This week I was invited to join an exclusive selection of students, alumni, and faculty from University of Richmond’s MBA program for a Values Based Leadership conversation. We commenced at a coworker’s lake house and after networking a bit, we sat on the porch, overlooking the lake where the sun was setting, and immersed ourselves deep in dialogue.
What peaked my interest throughout the conversation was that it was a group of primarily Gen-Y participants, all who are working full time in their selected field, and we were each able to express a desire for this values conversation to be present in our personal AND professional lives. When the conversation moved to loyalty and questions like – What does it looks like in a company? Is it spoken about? When do we become loyal? – most of us acknowledged that we are loyal to a set of values or a mission, not necessarily the company. Dr. Richard Coughlan, the Senior Associate Dean of the MBA program, stated that loyalty for a company comes from when we “try out [company] values… and it works. So we try out more values… and it works.” And we eventually recognize that the company adheres to those values they’ve posted on the wall, and if we personally align with those values, we align with the company and share loyalty.

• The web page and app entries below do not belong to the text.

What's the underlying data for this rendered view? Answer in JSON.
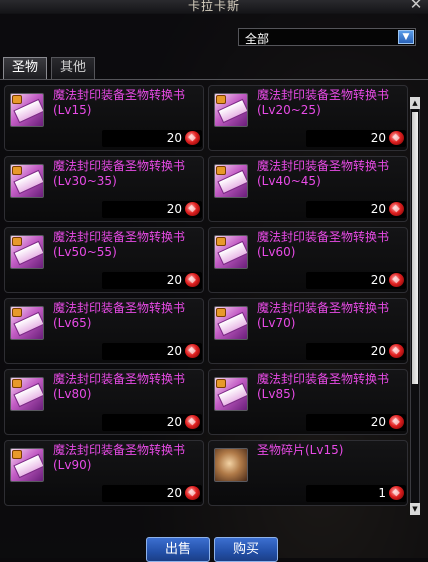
{
  "window": {
    "title": "卡拉卡斯",
    "close_symbol": "✕"
  },
  "filter": {
    "value": "全部",
    "arrow": "▼"
  },
  "tabs": [
    {
      "label": "圣物"
    },
    {
      "label": "其他"
    }
  ],
  "items": [
    {
      "name": "魔法封印装备圣物转换书(Lv15)",
      "price": "20",
      "icon": "seal-scroll-icon"
    },
    {
      "name": "魔法封印装备圣物转换书(Lv20~25)",
      "price": "20",
      "icon": "seal-scroll-icon"
    },
    {
      "name": "魔法封印装备圣物转换书(Lv30~35)",
      "price": "20",
      "icon": "seal-scroll-icon"
    },
    {
      "name": "魔法封印装备圣物转换书(Lv40~45)",
      "price": "20",
      "icon": "seal-scroll-icon"
    },
    {
      "name": "魔法封印装备圣物转换书(Lv50~55)",
      "price": "20",
      "icon": "seal-scroll-icon"
    },
    {
      "name": "魔法封印装备圣物转换书(Lv60)",
      "price": "20",
      "icon": "seal-scroll-icon"
    },
    {
      "name": "魔法封印装备圣物转换书(Lv65)",
      "price": "20",
      "icon": "seal-scroll-icon"
    },
    {
      "name": "魔法封印装备圣物转换书(Lv70)",
      "price": "20",
      "icon": "seal-scroll-icon"
    },
    {
      "name": "魔法封印装备圣物转换书(Lv80)",
      "price": "20",
      "icon": "seal-scroll-icon"
    },
    {
      "name": "魔法封印装备圣物转换书(Lv85)",
      "price": "20",
      "icon": "seal-scroll-icon"
    },
    {
      "name": "魔法封印装备圣物转换书(Lv90)",
      "price": "20",
      "icon": "seal-scroll-icon"
    },
    {
      "name": "圣物碎片(Lv15)",
      "price": "1",
      "icon": "relic-fragment-icon"
    }
  ],
  "colors": {
    "item_name": "#e84be6",
    "button": "#2350a8",
    "price_currency": "#e02020"
  },
  "buttons": {
    "sell": "出售",
    "buy": "购买"
  },
  "scrollbar": {
    "up": "▲",
    "down": "▼"
  }
}
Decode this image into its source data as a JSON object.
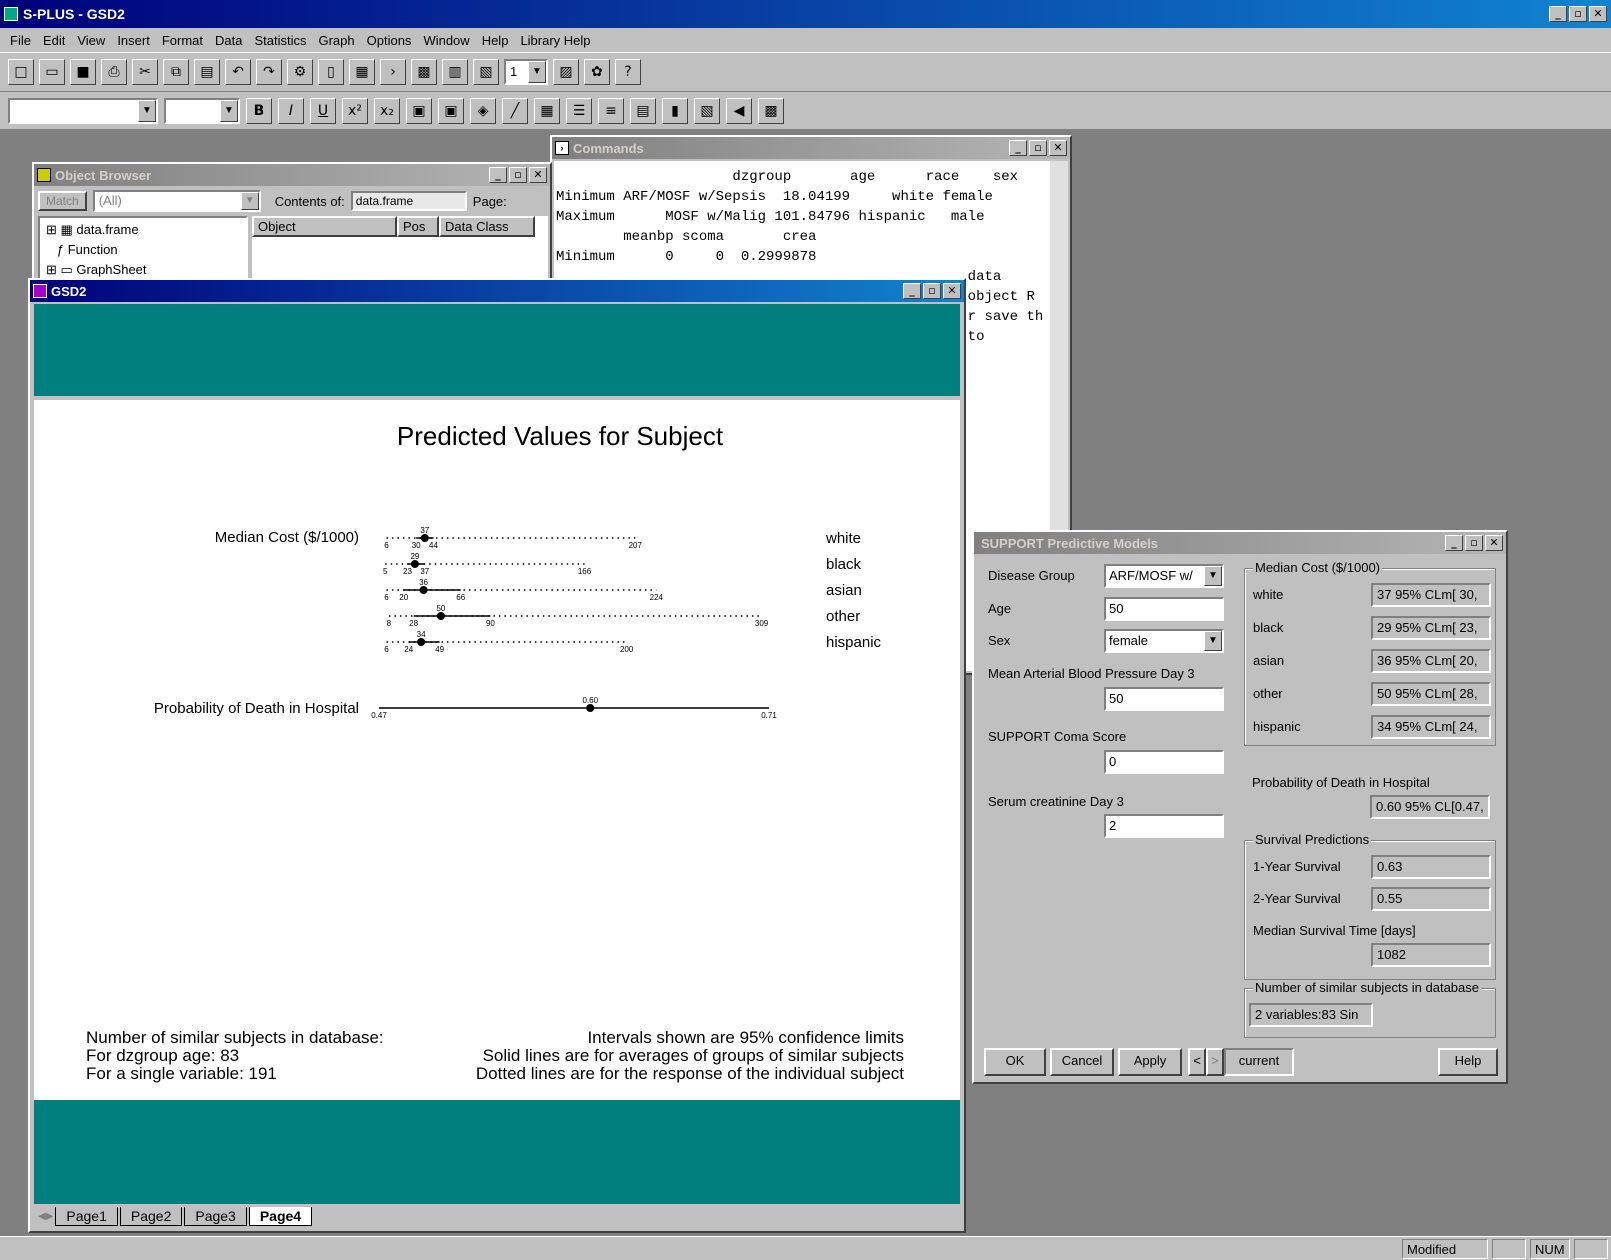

My go-to young professional expert is the Levo League, a growing community of professional women seeking advice, inspiration, and the tools needed to succeed. Their article, “Busted!: Disproving 3 Common Gen Y Stereotypes”, discussed loyalty: “[Gen-Y’s] loyalty is to causes bigger than our companies and with good reason. Recent economic times have shown us that few companies reciprocate their employees’ loyalty, forcing us to take more control over our careers.” That loyalty we align ourselves with is what causes the statistic by the Huffington Post to ring true: Gen-Y, on average, remains in a job for slightly over two years. This means we will have about four jobs before we turn 30. I am 26, and on my third job since college – I suppose this means I am exactly average (although I love this job and I am not planning on going anywhere!). And why have I continued to change jobs? A lack of values alignment, a desire for more challenge, a need for respect, and the knowledge that changing jobs would be the only way to move closer to achieving my dreams.
Gen Y was brought up being told to “follow your passion” – an internal driver that HBR attributes to our desire to move through roles when we no longer feel they fit us. My mother and father told me I could do anything and be anyone from a very young age. They supported me when I wanted to be a hippie, they supported me when I wanted to be a pro tennis player, and they supported me when I called them 6 months into my first job saying, “this job isn’t me!” Their support has fostered a confidence in me, one that makes me fiercely loyal to me: to my beliefs, to my values, and to my personal mission. And I, like so many other young professionals, believe there is a company out there that will create a dynamic synergy between my beliefs, my values, and my personal mission and the company’s beliefs, values, and mission.
So I ask, does Gen-Y lack loyalty? Or are we fiercely loyal to who we are and where we aspire to be in this world?